As I noted in these blog pages several times in the past, La Sa Ra was in some respects a Tamil Raja Rao; like Raja Rao, he was heavily influenced by the Sanskritic (and, to some extent, also Brahminic) tradition; like Raja Rao, he believed that the writing process is more akin to meditation; like Raja Rao again, he believed in the potency of the written word: if Raja Rao called it mantra, which can materialise thoughts into objects, La Sa Ra’s famous sentence was நெருப்பு என்றால் வாய் வேக வேண்டாமோ? (If you say fire, shouldn’t your mouth be baked?).

La Sa Ra is probably the last of the Tamil writers who can (and, more importantly, want to) write a four page piece (It was called ஷன்கு புஷ்்பம — Clitoria ternetea்) which is a meditation on meditation itself. He might probably be also the last writer who wrote so much about the process of writing itself. He will certainly be missed. Equally certainly, he would be remembered and read for a long time to come — and, I believe, this certainty would have pleased him.

On forced imposition of markets and economic aid

November 4, 2007

Kerim at Savage Minds:

A good example is the recent failed attempt by aid organizations to employ markets to distribute much-needed mosquito nets:

In doing so, Dr. Kochi turned his back on an alternative long favored by the Clinton and Bush administrations — distribution by so-called social marketing, in which mosquito nets are sold through local shops at low, subsidized prices — $1 or so for an insecticide-impregnated net that costs $5 to $7 from the maker — with donors underwriting the losses and paying consultants to come up with brand names and advertise the nets.

When Kenya started giving nets away for free instead of charging for them coverage increased dramatically and the “deaths of children dropped 44 percent.”

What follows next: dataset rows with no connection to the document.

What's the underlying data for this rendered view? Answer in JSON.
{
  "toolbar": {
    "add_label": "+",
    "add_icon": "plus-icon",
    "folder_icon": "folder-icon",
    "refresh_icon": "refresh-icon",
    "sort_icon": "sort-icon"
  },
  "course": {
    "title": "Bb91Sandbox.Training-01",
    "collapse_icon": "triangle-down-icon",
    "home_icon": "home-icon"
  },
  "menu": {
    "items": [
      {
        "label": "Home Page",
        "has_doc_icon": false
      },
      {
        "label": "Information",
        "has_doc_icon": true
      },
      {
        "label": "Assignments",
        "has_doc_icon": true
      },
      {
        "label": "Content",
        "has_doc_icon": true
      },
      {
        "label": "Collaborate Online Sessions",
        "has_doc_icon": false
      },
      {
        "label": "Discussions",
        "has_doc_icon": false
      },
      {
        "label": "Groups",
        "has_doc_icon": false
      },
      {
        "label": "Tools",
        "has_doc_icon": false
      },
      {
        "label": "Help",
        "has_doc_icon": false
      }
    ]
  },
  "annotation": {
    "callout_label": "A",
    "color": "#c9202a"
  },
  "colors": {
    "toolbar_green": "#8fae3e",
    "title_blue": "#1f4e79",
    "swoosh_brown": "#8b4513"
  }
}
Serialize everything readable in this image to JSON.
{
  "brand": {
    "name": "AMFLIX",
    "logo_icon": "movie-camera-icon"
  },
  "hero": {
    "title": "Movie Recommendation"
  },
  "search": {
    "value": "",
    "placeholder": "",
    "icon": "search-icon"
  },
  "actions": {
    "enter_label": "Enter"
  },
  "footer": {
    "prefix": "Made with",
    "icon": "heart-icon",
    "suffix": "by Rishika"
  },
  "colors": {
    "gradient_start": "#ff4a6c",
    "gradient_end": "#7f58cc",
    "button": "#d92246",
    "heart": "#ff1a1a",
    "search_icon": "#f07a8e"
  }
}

The story seems to be a bit different from what I heard from Jacqueline Novogratz at TED though (about mosquito net distribution in Tanzania).